**Upcoming DSC Webinar**

- Data Science Leadership Exchange: Best Practices for Driving Outcomes

Despite an increasing awareness of the role data science plays in successful business outcomes, data science leaders still struggle to organize, implement and communicate effective data science initiatives.

Join this latest DSC webinar and gain advice on optimizing your data management strategies. Some of the industry’s best and brightest from Bayer, S&P Global and Transamerica will be presenting their insights and experiences. Register today.

**Most popular articles**

- Free Book and Resources for DSC Members
- New Perspectives on Statistical Distributions and Deep Learning
- Time series, Growth Modeling and Data Science Wizardy
- Statistical Concepts Explained in Simple English
- Machine Learning Concepts Explained in One Picture
- Comprehensive Repository of Data Science and ML Resources
- Advanced Machine Learning with Basic Excel
- Difference between ML, Data Science, AI, Deep Learning, and Statistics
- Selected Business Analytics, Data Science and ML articles
- How to Automatically Determine the Number of Clusters in your Data
- Fascinating New Results in the Theory of Randomness
- Hire a Data Scientist | Search DSC | Find a Job
- Post a Blog | Forum Questions
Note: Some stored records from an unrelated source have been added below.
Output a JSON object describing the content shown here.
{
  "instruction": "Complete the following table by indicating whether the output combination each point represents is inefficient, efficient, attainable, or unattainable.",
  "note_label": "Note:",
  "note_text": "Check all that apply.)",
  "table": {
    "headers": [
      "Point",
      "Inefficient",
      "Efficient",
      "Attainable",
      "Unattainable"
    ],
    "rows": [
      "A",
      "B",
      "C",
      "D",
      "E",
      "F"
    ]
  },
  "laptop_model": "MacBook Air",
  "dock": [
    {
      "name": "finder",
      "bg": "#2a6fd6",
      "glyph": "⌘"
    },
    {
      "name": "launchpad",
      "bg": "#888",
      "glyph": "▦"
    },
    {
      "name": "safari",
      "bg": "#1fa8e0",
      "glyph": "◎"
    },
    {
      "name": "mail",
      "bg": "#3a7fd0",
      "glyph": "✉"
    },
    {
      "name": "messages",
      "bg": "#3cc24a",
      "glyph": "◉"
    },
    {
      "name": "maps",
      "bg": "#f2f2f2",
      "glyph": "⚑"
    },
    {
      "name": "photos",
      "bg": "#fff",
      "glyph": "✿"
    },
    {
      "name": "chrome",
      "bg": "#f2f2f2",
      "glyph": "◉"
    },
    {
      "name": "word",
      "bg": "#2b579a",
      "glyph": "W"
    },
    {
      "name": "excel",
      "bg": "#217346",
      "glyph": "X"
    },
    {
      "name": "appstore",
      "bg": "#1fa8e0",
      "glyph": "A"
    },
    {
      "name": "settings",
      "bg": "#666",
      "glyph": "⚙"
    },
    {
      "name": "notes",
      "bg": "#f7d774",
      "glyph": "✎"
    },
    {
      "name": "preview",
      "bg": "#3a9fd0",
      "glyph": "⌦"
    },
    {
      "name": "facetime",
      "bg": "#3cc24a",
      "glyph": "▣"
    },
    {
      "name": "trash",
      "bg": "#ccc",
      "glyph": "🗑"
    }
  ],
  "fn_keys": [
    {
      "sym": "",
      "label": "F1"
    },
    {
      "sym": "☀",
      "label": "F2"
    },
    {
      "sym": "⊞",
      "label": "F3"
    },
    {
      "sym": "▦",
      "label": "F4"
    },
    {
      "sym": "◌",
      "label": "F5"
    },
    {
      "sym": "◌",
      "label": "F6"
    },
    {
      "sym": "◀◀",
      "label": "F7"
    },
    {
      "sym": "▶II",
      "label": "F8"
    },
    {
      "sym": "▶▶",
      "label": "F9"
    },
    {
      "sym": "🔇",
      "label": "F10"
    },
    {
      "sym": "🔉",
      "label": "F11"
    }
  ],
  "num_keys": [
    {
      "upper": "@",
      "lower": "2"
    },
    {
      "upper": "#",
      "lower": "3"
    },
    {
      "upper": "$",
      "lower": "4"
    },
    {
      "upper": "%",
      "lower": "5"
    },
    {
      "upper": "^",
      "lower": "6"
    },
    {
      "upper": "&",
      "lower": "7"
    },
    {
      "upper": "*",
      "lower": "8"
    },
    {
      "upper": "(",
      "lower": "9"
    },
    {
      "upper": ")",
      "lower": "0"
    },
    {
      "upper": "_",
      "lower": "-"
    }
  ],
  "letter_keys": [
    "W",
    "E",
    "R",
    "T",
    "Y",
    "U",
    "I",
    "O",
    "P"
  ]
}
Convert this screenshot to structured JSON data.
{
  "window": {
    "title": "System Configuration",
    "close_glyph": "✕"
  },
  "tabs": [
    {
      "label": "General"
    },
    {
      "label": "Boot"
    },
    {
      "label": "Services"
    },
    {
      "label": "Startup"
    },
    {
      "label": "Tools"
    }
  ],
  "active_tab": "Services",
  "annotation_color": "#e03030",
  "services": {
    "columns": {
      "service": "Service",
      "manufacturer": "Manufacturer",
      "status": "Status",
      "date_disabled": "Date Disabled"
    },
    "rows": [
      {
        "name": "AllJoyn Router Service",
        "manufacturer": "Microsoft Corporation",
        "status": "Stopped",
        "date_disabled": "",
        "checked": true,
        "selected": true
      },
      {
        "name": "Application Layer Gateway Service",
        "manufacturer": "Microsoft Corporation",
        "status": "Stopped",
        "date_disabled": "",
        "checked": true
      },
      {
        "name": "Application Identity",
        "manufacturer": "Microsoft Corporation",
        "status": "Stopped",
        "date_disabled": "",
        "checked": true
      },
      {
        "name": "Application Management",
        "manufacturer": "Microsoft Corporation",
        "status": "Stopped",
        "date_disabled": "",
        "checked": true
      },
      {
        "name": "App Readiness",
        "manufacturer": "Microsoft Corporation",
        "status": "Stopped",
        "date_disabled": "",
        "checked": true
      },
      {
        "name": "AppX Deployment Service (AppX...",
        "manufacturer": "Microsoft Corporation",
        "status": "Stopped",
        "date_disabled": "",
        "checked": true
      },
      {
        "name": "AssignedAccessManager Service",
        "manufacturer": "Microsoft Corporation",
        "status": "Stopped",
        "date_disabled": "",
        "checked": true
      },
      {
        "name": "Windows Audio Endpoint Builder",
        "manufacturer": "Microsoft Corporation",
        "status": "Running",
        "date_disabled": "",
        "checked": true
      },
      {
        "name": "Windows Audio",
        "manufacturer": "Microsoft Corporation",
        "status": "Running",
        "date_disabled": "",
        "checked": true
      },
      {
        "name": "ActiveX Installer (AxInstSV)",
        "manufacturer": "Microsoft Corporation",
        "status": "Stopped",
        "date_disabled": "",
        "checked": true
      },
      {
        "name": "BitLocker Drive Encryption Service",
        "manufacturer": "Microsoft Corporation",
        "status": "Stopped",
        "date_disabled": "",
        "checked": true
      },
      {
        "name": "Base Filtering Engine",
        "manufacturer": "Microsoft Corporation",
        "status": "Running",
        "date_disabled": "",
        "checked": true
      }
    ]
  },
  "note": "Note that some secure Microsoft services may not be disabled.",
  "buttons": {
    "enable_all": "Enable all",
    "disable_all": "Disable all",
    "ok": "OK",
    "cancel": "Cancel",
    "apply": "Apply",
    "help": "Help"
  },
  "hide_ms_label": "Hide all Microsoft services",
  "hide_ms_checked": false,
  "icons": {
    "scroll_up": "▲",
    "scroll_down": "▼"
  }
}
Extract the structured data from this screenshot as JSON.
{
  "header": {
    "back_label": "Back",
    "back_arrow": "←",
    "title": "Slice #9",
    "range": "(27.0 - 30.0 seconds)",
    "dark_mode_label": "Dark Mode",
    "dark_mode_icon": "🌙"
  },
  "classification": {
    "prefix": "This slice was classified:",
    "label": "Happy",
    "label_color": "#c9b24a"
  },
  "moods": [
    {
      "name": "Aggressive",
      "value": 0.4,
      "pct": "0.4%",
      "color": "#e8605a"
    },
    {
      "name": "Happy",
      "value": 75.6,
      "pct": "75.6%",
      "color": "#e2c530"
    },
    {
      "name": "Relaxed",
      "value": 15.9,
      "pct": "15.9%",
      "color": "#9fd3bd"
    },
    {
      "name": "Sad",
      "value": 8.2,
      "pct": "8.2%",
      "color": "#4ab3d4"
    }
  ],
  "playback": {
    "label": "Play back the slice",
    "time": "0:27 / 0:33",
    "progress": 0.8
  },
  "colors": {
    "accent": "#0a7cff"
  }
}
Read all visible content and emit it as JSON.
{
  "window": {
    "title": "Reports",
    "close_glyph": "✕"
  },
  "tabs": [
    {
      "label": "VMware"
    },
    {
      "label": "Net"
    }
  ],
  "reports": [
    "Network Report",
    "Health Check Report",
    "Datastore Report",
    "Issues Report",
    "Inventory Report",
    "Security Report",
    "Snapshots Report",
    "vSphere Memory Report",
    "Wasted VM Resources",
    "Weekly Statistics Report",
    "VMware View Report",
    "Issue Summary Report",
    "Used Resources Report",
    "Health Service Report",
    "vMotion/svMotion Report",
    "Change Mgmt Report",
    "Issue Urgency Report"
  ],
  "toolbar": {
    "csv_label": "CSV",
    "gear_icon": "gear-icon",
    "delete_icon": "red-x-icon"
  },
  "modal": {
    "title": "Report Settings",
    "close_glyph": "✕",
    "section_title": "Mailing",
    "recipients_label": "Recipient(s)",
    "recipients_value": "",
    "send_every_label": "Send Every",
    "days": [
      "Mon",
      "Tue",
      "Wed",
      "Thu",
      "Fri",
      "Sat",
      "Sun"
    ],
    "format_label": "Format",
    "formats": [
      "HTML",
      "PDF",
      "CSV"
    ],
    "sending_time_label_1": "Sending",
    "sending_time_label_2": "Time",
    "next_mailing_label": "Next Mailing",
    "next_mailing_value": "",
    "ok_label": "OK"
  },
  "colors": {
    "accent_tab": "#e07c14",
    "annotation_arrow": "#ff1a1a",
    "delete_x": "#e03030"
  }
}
## You need to be a member of Data Science Central to add comments!

Join Data Science Central